Music is a very dynamic entity. It can speak to you very gently and softly or intensely and loudly, reflecting certain emotions and moods by increasing or decreasing the volume. Therefore, it’s important for composers to show these dynamics in music charts. For that reason, dynamic elements are used.
You might have heard about Crescendo and Decrescendo, which reflect dynamic nuances by showing the moments of constantly increasing or decreasing volume levels. However, there are dynamic elements which determine the initial volume level for certain musical moments.
What are dynamic elements?
Let’s think, which nuances might be for volume?
Probably the most known distinctions:
- to play loudly – f (forte)
- to play softly – p (piano)
It leads to some variations, enhancing or decreasing the effect:
- to play moderately loudly – mf (mezzo-forte)
- to play very loudly – ff (fortissimo)
- to play moderately softly – mp (mezzo-piano)
- to play very softly – pp (pianissimo)
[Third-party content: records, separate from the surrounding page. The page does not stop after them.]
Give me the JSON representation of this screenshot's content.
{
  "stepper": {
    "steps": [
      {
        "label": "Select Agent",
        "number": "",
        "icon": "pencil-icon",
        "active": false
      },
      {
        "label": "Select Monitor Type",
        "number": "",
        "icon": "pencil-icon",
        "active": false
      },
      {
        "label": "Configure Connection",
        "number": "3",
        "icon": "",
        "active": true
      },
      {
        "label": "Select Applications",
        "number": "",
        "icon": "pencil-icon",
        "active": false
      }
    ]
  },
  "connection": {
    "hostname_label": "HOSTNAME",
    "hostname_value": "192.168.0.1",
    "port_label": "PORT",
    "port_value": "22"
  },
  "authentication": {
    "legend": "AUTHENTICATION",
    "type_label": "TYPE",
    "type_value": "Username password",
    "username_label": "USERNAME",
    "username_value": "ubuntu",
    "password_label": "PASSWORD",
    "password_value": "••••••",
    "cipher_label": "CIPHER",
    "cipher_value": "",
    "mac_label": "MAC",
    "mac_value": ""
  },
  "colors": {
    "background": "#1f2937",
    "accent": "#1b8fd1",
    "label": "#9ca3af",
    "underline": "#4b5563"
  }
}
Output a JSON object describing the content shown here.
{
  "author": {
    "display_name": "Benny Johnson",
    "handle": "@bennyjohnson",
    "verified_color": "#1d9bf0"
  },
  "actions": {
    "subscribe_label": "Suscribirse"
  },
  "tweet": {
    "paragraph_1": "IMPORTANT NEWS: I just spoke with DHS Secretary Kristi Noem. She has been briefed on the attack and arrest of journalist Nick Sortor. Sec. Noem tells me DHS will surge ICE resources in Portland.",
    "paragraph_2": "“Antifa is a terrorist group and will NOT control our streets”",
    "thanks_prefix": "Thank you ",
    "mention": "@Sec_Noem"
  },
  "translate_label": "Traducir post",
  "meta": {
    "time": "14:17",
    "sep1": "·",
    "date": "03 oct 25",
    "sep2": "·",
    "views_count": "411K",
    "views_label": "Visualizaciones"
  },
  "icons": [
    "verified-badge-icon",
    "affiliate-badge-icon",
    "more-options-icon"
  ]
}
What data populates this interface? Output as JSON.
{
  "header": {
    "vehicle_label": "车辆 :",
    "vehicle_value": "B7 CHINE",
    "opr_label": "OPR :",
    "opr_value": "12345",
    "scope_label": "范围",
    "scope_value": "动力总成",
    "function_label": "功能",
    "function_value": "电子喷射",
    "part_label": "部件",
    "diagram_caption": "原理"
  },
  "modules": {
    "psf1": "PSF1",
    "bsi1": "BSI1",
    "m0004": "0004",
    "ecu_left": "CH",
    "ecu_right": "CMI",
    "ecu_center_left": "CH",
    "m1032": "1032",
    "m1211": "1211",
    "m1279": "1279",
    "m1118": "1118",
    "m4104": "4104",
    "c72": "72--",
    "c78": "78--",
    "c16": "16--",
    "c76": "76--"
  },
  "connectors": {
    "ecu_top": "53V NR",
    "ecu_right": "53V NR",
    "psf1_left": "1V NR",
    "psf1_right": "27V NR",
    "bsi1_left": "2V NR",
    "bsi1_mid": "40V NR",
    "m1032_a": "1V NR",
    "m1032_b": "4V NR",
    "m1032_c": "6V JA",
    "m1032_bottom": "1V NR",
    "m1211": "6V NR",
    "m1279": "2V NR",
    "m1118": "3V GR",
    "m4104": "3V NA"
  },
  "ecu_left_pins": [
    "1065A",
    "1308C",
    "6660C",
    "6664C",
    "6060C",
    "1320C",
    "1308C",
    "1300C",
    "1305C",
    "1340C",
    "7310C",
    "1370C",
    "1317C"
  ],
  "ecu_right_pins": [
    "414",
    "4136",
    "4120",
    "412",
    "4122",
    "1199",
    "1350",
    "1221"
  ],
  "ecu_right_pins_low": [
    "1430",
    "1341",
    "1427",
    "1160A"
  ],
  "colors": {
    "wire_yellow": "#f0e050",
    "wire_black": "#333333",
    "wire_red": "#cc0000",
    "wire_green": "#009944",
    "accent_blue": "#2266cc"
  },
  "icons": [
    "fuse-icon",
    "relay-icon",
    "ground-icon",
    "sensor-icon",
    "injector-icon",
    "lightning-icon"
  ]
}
These are the basic dynamic elements. As you can see, they are denoted by small italic letters. Don’t be surprised if one day you’ll also see fff or ppp! Now you know the logic behind these letters.
Examples of using dynamic elements in charts
In a music chart, you can see the dynamic element symbols under the notes. Let’s look at some examples based on the G major scale. Read more about scales in our article.
In the first example below, you can see the symbol of p (piano) in the first bar, meaning that this bar should be played softly. In the second bar you can see f (forte) – this part contrasts with the first bar and should be played loudly.
Figure 1 – Example with p (piano) and f (forte)
In the following example, the first bar has mf, meaning that this bar should be played moderately loudly. In the second bar here you see ff – this is louder than a “normal” f and can be interpreted as “very loud”.
Figure 2 – Example with mf (mezzo-forte) and ff (fortissimo)
Examples of using dynamic elements in songs
Here are two examples of songs that start with different dynamic elements.
The song Thinking out loud by Ed Sheeran starts quietly and gently with the voice and guitar. The beginning of this song can be a good example of mf (mezzo forte) or even p (piano) dynamic elements. Then the dynamics of the song increase with the vocal parts and introduction of other musical instruments.
And If you want to play along with the chords of “Thinking out loud” by Ed Sheeran, just check out the chord progression of the song.
Another example is Rock and Roll by Led Zeppelin. The song starts with a short drum intro, already having high dynamics. Then the rest of the band starts playing, and it brings a lot of energy and drive to the listener. It’s a great example of f (forte) dynamic elements.
If you want to play along with the chords of “Rock and Roll” by Led Zeppelin, just check out the chord progression of the song.